China said Thursday that the U.S. trade approach had set a bad precedent that could trigger a domino effect on protectionism, and the United States must resort to dialogue and consultation to settle disputes.
Gao Feng, spokesperson with China's Ministry of Commerce (MOC), made the remarks in response to questions about the U.S. plans to slap tariffs on about 50 billion U.S. dollars of Chinese imports and restrict Chinese investment in the United States.
"The United States must abandon unilateralism and protectionism, take measures and resort to dialogue and consultation to settle disputes," Gao said.
"China is always open for negotiations," Gao said, emphasizing the principles of equality, constructiveness and balance needed in joint efforts.
The spokesperson refuted the view that China's slower-than-expected fulfillment of World Trade Organization (WTO) obligations was the cause of the U.S. tariff plan, saying this was "totally unfounded."
Since its accession to the WTO, China has actively assumed its responsibilities as a major developing trading nation and continued to open up its market, having cut its overall tariff level from 15.3 percent to 9.8 percent, he said.
The U.S. administration has taken an increasingly hawkish turn on China, as it blames its trade deficit with major trading partners for its domestic economic woes and job losses.
Despite worldwide objections, the U.S. government also decided to impose a 25-percent tariff on steel imports and a 10-percent tariff on aluminum, with tariffs on imports from countries including China.
"The latest U.S. trade measures towards China are typical trade protectionism with cold war and a zero-sum mentality.
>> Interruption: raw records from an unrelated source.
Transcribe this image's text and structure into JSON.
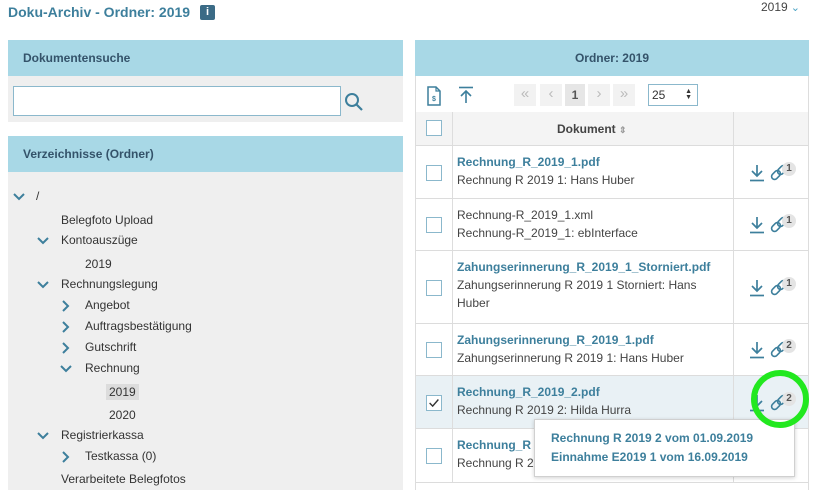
{
  "header": {
    "title": "Doku-Archiv - Ordner: 2019",
    "info_icon": "info-icon",
    "year_value": "2019"
  },
  "search": {
    "heading": "Dokumentensuche",
    "value": "",
    "placeholder": ""
  },
  "tree": {
    "heading": "Verzeichnisse (Ordner)",
    "root": "/",
    "items": [
      "Belegfoto Upload",
      "Kontoauszüge",
      "2019",
      "Rechnungslegung",
      "Angebot",
      "Auftragsbestätigung",
      "Gutschrift",
      "Rechnung",
      "2019",
      "2020",
      "Registrierkassa",
      "Testkassa (0)",
      "Verarbeitete Belegfotos"
    ],
    "selected": "2019"
  },
  "folder": {
    "heading": "Ordner: 2019",
    "page": "1",
    "page_size": "25",
    "column_header": "Dokument",
    "rows": [
      {
        "title": "Rechnung_R_2019_1.pdf",
        "desc": "Rechnung R 2019 1: Hans Huber",
        "links": "1",
        "checked": false,
        "title_link": true
      },
      {
        "title": "Rechnung-R_2019_1.xml",
        "desc": "Rechnung-R_2019_1: ebInterface",
        "links": "1",
        "checked": false,
        "title_link": false
      },
      {
        "title": "Zahungserinnerung_R_2019_1_Storniert.pdf",
        "desc": "Zahungserinnerung R 2019 1 Storniert: Hans Huber",
        "links": "1",
        "checked": false,
        "title_link": true
      },
      {
        "title": "Zahungserinnerung_R_2019_1.pdf",
        "desc": "Zahungserinnerung R 2019 1: Hans Huber",
        "links": "2",
        "checked": false,
        "title_link": true
      },
      {
        "title": "Rechnung_R_2019_2.pdf",
        "desc": "Rechnung R 2019 2: Hilda Hurra",
        "links": "2",
        "checked": true,
        "title_link": true
      },
      {
        "title": "Rechnung_R",
        "desc": "Rechnung R 2",
        "links": "",
        "checked": false,
        "title_link": true
      }
    ]
  },
  "tooltip": {
    "links": [
      "Rechnung R 2019 2 vom 01.09.2019",
      "Einnahme E2019 1 vom 16.09.2019"
    ]
  },
  "colors": {
    "accent": "#3d7f9c",
    "panel_header": "#a8d8e6",
    "highlight": "#22e81f"
  }
}
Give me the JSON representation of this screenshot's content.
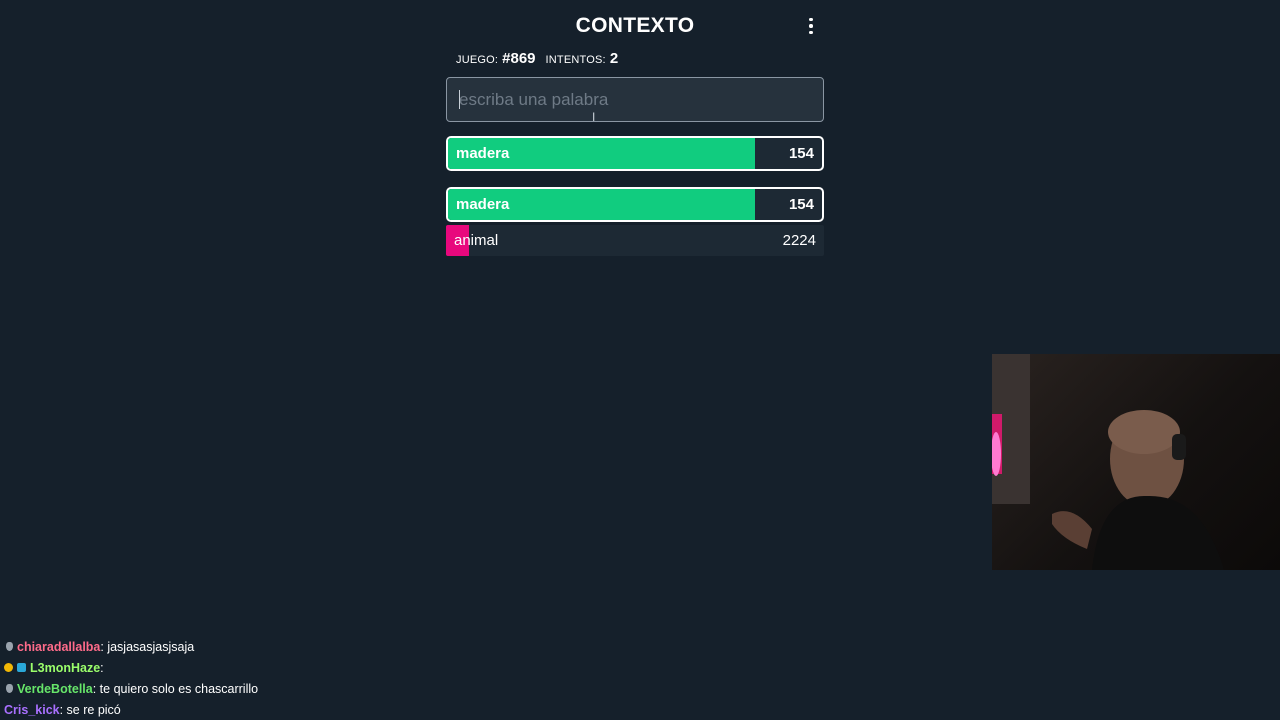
{
  "header": {
    "title": "CONTEXTO"
  },
  "info": {
    "game_label": "JUEGO:",
    "game_value": "#869",
    "attempts_label": "INTENTOS:",
    "attempts_value": "2"
  },
  "search": {
    "placeholder": "escriba una palabra",
    "value": ""
  },
  "last_guess": {
    "word": "madera",
    "distance": "154",
    "fill_fraction": 0.82,
    "color": "#11cc7f"
  },
  "guesses": [
    {
      "word": "madera",
      "distance": "154",
      "fill_fraction": 0.82,
      "color": "#11cc7f",
      "highlighted": true
    },
    {
      "word": "animal",
      "distance": "2224",
      "fill_fraction": 0.06,
      "color": "#e8087d",
      "highlighted": false
    }
  ],
  "chat": [
    {
      "user": "chiaradallalba",
      "text": "jasjasasjasjsaja",
      "user_color": "#ff6b8a",
      "badges": [
        "grey"
      ]
    },
    {
      "user": "L3monHaze",
      "text": "",
      "user_color": "#9bff6b",
      "badges": [
        "gold",
        "sq"
      ]
    },
    {
      "user": "VerdeBotella",
      "text": "te quiero solo es chascarrillo",
      "user_color": "#67e66a",
      "badges": [
        "grey"
      ]
    },
    {
      "user": "Cris_kick",
      "text": "se re picó",
      "user_color": "#a970ff",
      "badges": []
    }
  ],
  "colors": {
    "background": "#15202b",
    "close": "#11cc7f",
    "far": "#e8087d",
    "row_bg": "#1d2934"
  },
  "webcam": {
    "description_icon": "webcam-feed"
  }
}
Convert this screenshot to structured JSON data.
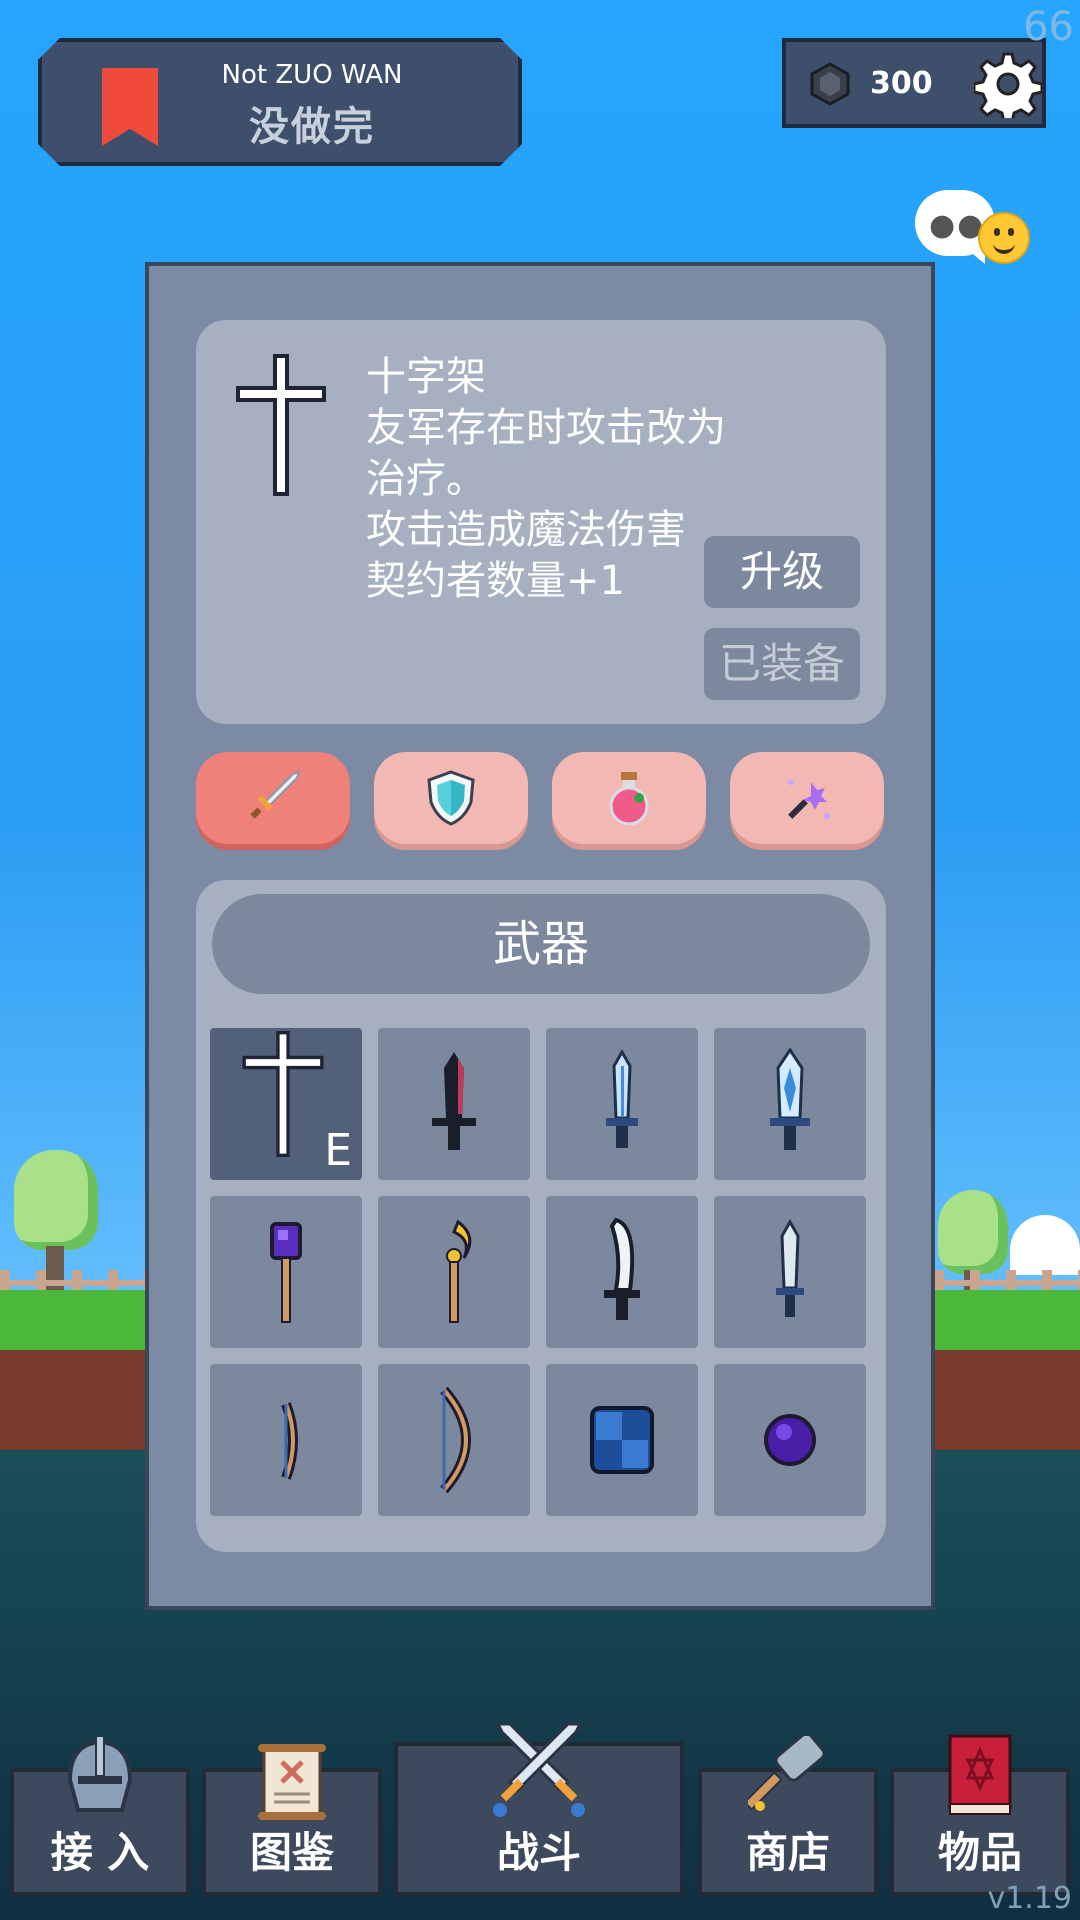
{
  "status": {
    "fps": "66",
    "version": "v1.19"
  },
  "header": {
    "title_en": "Not ZUO WAN",
    "title_cn": "没做完",
    "coins": "300"
  },
  "selected_item": {
    "name": "十字架",
    "description_lines": [
      "友军存在时攻击改为",
      "治疗。",
      "攻击造成魔法伤害",
      "契约者数量+1"
    ],
    "upgrade_label": "升级",
    "equipped_label": "已装备"
  },
  "category_tabs": [
    {
      "icon": "sword-icon",
      "active": true
    },
    {
      "icon": "shield-icon",
      "active": false
    },
    {
      "icon": "potion-icon",
      "active": false
    },
    {
      "icon": "magic-wand-icon",
      "active": false
    }
  ],
  "inventory": {
    "title": "武器",
    "equipped_mark": "E",
    "slots": [
      {
        "icon": "cross-icon",
        "selected": true,
        "equipped": true
      },
      {
        "icon": "dark-blade-icon"
      },
      {
        "icon": "ice-dagger-icon"
      },
      {
        "icon": "ice-sword-icon"
      },
      {
        "icon": "purple-staff-icon"
      },
      {
        "icon": "moon-staff-icon"
      },
      {
        "icon": "curved-sword-icon"
      },
      {
        "icon": "steel-dagger-icon"
      },
      {
        "icon": "short-bow-icon"
      },
      {
        "icon": "long-bow-icon"
      },
      {
        "icon": "blue-shield-icon"
      },
      {
        "icon": "purple-orb-icon"
      }
    ]
  },
  "bottom_nav": [
    {
      "label": "接 入",
      "icon": "helmet-icon"
    },
    {
      "label": "图鉴",
      "icon": "scroll-icon"
    },
    {
      "label": "战斗",
      "icon": "crossed-swords-icon"
    },
    {
      "label": "商店",
      "icon": "hammer-icon"
    },
    {
      "label": "物品",
      "icon": "spellbook-icon"
    }
  ],
  "colors": {
    "panel": "#7c8aa3",
    "card": "#a6b0c0",
    "tab_active": "#f0807a",
    "tab_inactive": "#f2b8b3",
    "bookmark": "#f04b3a"
  }
}
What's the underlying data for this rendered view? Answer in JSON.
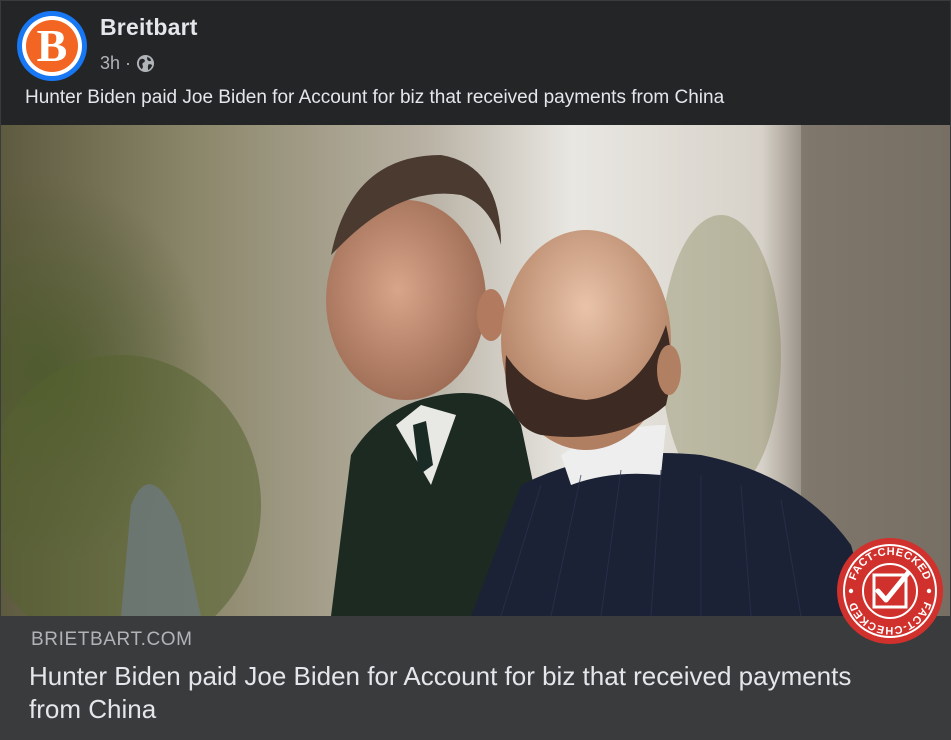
{
  "post": {
    "page_name": "Breitbart",
    "avatar_letter": "B",
    "timestamp": "3h",
    "separator": "·",
    "audience_icon": "globe-icon",
    "text": "Hunter Biden paid Joe Biden for Account for biz that received payments from China"
  },
  "link_preview": {
    "domain": "BRIETBART.COM",
    "headline": "Hunter Biden paid Joe Biden for Account for biz that received payments from China"
  },
  "stamp": {
    "top_text": "FACT-CHECKED",
    "bottom_text": "FACT-CHECKED",
    "color": "#d0312d"
  },
  "colors": {
    "background": "#242526",
    "link_preview_background": "#3a3b3c",
    "primary_text": "#e4e6eb",
    "secondary_text": "#b0b3b8",
    "avatar_ring": "#1877f2",
    "avatar_fill": "#f26522"
  }
}
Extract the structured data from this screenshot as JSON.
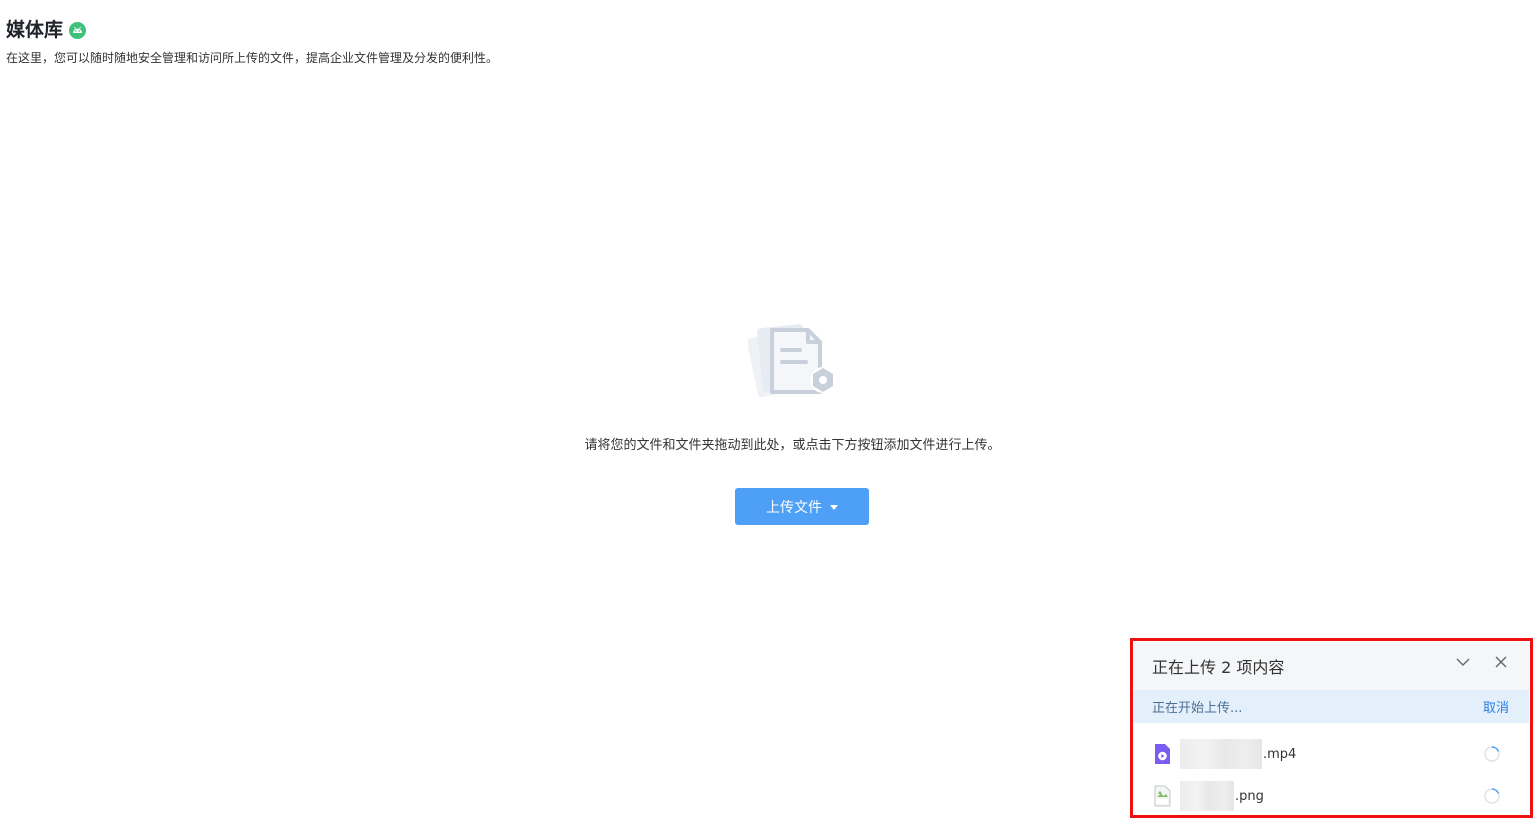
{
  "header": {
    "title": "媒体库",
    "subtitle": "在这里，您可以随时随地安全管理和访问所上传的文件，提高企业文件管理及分发的便利性。",
    "badge_icon": "android-icon"
  },
  "empty_state": {
    "illustration_icon": "document-settings-icon",
    "hint": "请将您的文件和文件夹拖动到此处，或点击下方按钮添加文件进行上传。",
    "upload_button_label": "上传文件"
  },
  "upload_panel": {
    "title": "正在上传 2 项内容",
    "status_text": "正在开始上传...",
    "cancel_label": "取消",
    "files": [
      {
        "name_suffix": ".mp4",
        "type_icon": "video-file-icon"
      },
      {
        "name_suffix": ".png",
        "type_icon": "png-file-icon"
      }
    ]
  },
  "colors": {
    "primary_button": "#4e9ff6",
    "highlight_border": "#ee1111",
    "status_bg": "#e3effb",
    "android_badge": "#3ec17a",
    "video_icon": "#7b5cf0"
  }
}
Don't make China an excuse," Gao said.
The spokesperson said the United States should not take its own course but "come back to the right track of advocating win-win cooperation between the two countries."
Gao said China would take all possible appropriate measures to defend its legitimate interests and was confident in its ability to react against any trade or investment protectionist act.
In response to the U.S. tariff proposals, the MOC announced last week that it was considering suspending tariff concessions on 128 categories of U.S. products worth 3 billion U.S. dollars, including pork, wine and seamless steel tubes.
Public comments on the move are being solicited until March 31.